**Exercise instructions**
Print all of the records below again without a single difference.

(Dataset excerpts)
- Opening Delimiter -
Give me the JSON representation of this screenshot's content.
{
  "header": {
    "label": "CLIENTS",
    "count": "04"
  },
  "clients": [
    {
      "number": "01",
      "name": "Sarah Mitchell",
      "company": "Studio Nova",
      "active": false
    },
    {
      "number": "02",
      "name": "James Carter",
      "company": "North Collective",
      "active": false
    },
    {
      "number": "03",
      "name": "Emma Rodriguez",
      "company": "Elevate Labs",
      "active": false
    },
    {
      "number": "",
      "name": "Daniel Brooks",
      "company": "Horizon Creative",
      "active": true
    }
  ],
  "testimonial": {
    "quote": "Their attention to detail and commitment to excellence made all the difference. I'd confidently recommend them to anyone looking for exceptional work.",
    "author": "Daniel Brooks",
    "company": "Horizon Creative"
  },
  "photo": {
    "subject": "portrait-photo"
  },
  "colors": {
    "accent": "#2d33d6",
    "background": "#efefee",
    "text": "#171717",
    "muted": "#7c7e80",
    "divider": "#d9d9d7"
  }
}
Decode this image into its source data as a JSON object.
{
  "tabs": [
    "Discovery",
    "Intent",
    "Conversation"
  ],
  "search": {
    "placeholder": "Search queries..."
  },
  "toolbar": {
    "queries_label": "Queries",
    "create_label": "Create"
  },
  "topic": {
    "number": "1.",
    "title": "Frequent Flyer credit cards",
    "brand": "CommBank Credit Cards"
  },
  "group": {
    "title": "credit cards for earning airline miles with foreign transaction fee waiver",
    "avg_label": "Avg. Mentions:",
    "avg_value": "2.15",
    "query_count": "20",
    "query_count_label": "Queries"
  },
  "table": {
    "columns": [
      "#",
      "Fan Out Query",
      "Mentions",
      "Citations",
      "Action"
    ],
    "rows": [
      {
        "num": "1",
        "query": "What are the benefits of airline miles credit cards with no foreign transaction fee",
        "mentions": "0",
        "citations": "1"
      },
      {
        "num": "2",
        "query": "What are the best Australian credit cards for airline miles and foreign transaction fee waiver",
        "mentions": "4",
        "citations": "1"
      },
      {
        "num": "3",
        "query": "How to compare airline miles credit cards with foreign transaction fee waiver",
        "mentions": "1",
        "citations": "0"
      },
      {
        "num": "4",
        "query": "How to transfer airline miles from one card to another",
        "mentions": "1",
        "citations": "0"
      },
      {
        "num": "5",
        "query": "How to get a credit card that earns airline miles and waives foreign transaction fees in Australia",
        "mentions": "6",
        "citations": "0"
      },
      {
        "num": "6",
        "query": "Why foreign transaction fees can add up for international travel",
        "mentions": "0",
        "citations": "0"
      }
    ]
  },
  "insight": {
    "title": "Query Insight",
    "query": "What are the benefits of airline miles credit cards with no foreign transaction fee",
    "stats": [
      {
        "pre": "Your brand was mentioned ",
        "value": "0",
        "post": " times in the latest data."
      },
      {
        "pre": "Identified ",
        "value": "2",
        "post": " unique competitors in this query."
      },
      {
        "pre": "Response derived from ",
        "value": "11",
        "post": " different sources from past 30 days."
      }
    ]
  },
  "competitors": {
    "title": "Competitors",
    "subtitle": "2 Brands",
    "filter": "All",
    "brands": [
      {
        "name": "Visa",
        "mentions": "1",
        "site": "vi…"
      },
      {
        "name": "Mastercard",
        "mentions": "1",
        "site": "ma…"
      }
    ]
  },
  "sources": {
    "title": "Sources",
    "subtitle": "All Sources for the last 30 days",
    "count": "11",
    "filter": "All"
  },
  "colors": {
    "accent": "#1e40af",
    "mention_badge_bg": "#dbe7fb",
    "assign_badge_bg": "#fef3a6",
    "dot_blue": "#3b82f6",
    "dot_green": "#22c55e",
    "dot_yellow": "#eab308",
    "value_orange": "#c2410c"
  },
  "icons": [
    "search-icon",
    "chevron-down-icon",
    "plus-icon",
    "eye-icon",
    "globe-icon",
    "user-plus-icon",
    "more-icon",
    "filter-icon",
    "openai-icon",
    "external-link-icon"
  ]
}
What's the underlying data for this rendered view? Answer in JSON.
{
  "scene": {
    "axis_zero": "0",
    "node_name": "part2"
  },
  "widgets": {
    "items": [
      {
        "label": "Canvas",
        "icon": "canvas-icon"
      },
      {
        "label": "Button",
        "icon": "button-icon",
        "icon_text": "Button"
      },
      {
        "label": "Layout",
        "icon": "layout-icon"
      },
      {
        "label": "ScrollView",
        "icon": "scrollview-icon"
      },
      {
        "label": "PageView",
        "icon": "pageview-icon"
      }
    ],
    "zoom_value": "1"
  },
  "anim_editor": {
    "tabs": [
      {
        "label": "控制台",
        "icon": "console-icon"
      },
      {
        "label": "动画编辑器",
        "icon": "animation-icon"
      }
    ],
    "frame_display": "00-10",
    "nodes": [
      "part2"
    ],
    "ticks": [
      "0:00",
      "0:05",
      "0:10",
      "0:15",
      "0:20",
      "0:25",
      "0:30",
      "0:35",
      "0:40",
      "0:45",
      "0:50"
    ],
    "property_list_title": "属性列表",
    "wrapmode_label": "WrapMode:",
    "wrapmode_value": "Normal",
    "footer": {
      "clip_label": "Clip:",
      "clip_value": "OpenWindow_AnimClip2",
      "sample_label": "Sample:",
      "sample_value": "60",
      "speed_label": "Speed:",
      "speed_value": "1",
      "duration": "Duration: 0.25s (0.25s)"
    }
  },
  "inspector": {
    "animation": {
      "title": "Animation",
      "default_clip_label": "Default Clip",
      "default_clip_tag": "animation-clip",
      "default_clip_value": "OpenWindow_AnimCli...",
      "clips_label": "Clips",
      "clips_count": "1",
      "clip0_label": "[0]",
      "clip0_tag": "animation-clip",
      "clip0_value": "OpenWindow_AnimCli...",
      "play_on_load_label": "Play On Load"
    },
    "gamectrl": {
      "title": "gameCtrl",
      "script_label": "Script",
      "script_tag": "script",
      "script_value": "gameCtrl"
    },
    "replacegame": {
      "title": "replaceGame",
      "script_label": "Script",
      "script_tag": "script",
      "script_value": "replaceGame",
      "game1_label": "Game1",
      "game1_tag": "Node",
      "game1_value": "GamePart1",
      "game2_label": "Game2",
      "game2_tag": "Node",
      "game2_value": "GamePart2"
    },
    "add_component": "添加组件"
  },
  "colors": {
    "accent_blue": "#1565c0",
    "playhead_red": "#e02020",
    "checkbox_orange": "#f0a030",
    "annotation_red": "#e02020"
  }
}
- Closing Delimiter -
**Answer to this exercise**
Give me the JSON representation of this screenshot's content.
{
  "header": {
    "label": "CLIENTS",
    "count": "04"
  },
  "clients": [
    {
      "number": "01",
      "name": "Sarah Mitchell",
      "company": "Studio Nova",
      "active": false
    },
    {
      "number": "02",
      "name": "James Carter",
      "company": "North Collective",
      "active": false
    },
    {
      "number": "03",
      "name": "Emma Rodriguez",
      "company": "Elevate Labs",
      "active": false
    },
    {
      "number": "",
      "name": "Daniel Brooks",
      "company": "Horizon Creative",
      "active": true
    }
  ],
  "testimonial": {
    "quote": "Their attention to detail and commitment to excellence made all the difference. I'd confidently recommend them to anyone looking for exceptional work.",
    "author": "Daniel Brooks",
    "company": "Horizon Creative"
  },
  "photo": {
    "subject": "portrait-photo"
  },
  "colors": {
    "accent": "#2d33d6",
    "background": "#efefee",
    "text": "#171717",
    "muted": "#7c7e80",
    "divider": "#d9d9d7"
  }
}
Decode this image into its source data as a JSON object.
{
  "tabs": [
    "Discovery",
    "Intent",
    "Conversation"
  ],
  "search": {
    "placeholder": "Search queries..."
  },
  "toolbar": {
    "queries_label": "Queries",
    "create_label": "Create"
  },
  "topic": {
    "number": "1.",
    "title": "Frequent Flyer credit cards",
    "brand": "CommBank Credit Cards"
  },
  "group": {
    "title": "credit cards for earning airline miles with foreign transaction fee waiver",
    "avg_label": "Avg. Mentions:",
    "avg_value": "2.15",
    "query_count": "20",
    "query_count_label": "Queries"
  },
  "table": {
    "columns": [
      "#",
      "Fan Out Query",
      "Mentions",
      "Citations",
      "Action"
    ],
    "rows": [
      {
        "num": "1",
        "query": "What are the benefits of airline miles credit cards with no foreign transaction fee",
        "mentions": "0",
        "citations": "1"
      },
      {
        "num": "2",
        "query": "What are the best Australian credit cards for airline miles and foreign transaction fee waiver",
        "mentions": "4",
        "citations": "1"
      },
      {
        "num": "3",
        "query": "How to compare airline miles credit cards with foreign transaction fee waiver",
        "mentions": "1",
        "citations": "0"
      },
      {
        "num": "4",
        "query": "How to transfer airline miles from one card to another",
        "mentions": "1",
        "citations": "0"
      },
      {
        "num": "5",
        "query": "How to get a credit card that earns airline miles and waives foreign transaction fees in Australia",
        "mentions": "6",
        "citations": "0"
      },
      {
        "num": "6",
        "query": "Why foreign transaction fees can add up for international travel",
        "mentions": "0",
        "citations": "0"
      }
    ]
  },
  "insight": {
    "title": "Query Insight",
    "query": "What are the benefits of airline miles credit cards with no foreign transaction fee",
    "stats": [
      {
        "pre": "Your brand was mentioned ",
        "value": "0",
        "post": " times in the latest data."
      },
      {
        "pre": "Identified ",
        "value": "2",
        "post": " unique competitors in this query."
      },
      {
        "pre": "Response derived from ",
        "value": "11",
        "post": " different sources from past 30 days."
      }
    ]
  },
  "competitors": {
    "title": "Competitors",
    "subtitle": "2 Brands",
    "filter": "All",
    "brands": [
      {
        "name": "Visa",
        "mentions": "1",
        "site": "vi…"
      },
      {
        "name": "Mastercard",
        "mentions": "1",
        "site": "ma…"
      }
    ]
  },
  "sources": {
    "title": "Sources",
    "subtitle": "All Sources for the last 30 days",
    "count": "11",
    "filter": "All"
  },
  "colors": {
    "accent": "#1e40af",
    "mention_badge_bg": "#dbe7fb",
    "assign_badge_bg": "#fef3a6",
    "dot_blue": "#3b82f6",
    "dot_green": "#22c55e",
    "dot_yellow": "#eab308",
    "value_orange": "#c2410c"
  },
  "icons": [
    "search-icon",
    "chevron-down-icon",
    "plus-icon",
    "eye-icon",
    "globe-icon",
    "user-plus-icon",
    "more-icon",
    "filter-icon",
    "openai-icon",
    "external-link-icon"
  ]
}
What's the underlying data for this rendered view? Answer in JSON.
{
  "scene": {
    "axis_zero": "0",
    "node_name": "part2"
  },
  "widgets": {
    "items": [
      {
        "label": "Canvas",
        "icon": "canvas-icon"
      },
      {
        "label": "Button",
        "icon": "button-icon",
        "icon_text": "Button"
      },
      {
        "label": "Layout",
        "icon": "layout-icon"
      },
      {
        "label": "ScrollView",
        "icon": "scrollview-icon"
      },
      {
        "label": "PageView",
        "icon": "pageview-icon"
      }
    ],
    "zoom_value": "1"
  },
  "anim_editor": {
    "tabs": [
      {
        "label": "控制台",
        "icon": "console-icon"
      },
      {
        "label": "动画编辑器",
        "icon": "animation-icon"
      }
    ],
    "frame_display": "00-10",
    "nodes": [
      "part2"
    ],
    "ticks": [
      "0:00",
      "0:05",
      "0:10",
      "0:15",
      "0:20",
      "0:25",
      "0:30",
      "0:35",
      "0:40",
      "0:45",
      "0:50"
    ],
    "property_list_title": "属性列表",
    "wrapmode_label": "WrapMode:",
    "wrapmode_value": "Normal",
    "footer": {
      "clip_label": "Clip:",
      "clip_value": "OpenWindow_AnimClip2",
      "sample_label": "Sample:",
      "sample_value": "60",
      "speed_label": "Speed:",
      "speed_value": "1",
      "duration": "Duration: 0.25s (0.25s)"
    }
  },
  "inspector": {
    "animation": {
      "title": "Animation",
      "default_clip_label": "Default Clip",
      "default_clip_tag": "animation-clip",
      "default_clip_value": "OpenWindow_AnimCli...",
      "clips_label": "Clips",
      "clips_count": "1",
      "clip0_label": "[0]",
      "clip0_tag": "animation-clip",
      "clip0_value": "OpenWindow_AnimCli...",
      "play_on_load_label": "Play On Load"
    },
    "gamectrl": {
      "title": "gameCtrl",
      "script_label": "Script",
      "script_tag": "script",
      "script_value": "gameCtrl"
    },
    "replacegame": {
      "title": "replaceGame",
      "script_label": "Script",
      "script_tag": "script",
      "script_value": "replaceGame",
      "game1_label": "Game1",
      "game1_tag": "Node",
      "game1_value": "GamePart1",
      "game2_label": "Game2",
      "game2_tag": "Node",
      "game2_value": "GamePart2"
    },
    "add_component": "添加组件"
  },
  "colors": {
    "accent_blue": "#1565c0",
    "playhead_red": "#e02020",
    "checkbox_orange": "#f0a030",
    "annotation_red": "#e02020"
  }
}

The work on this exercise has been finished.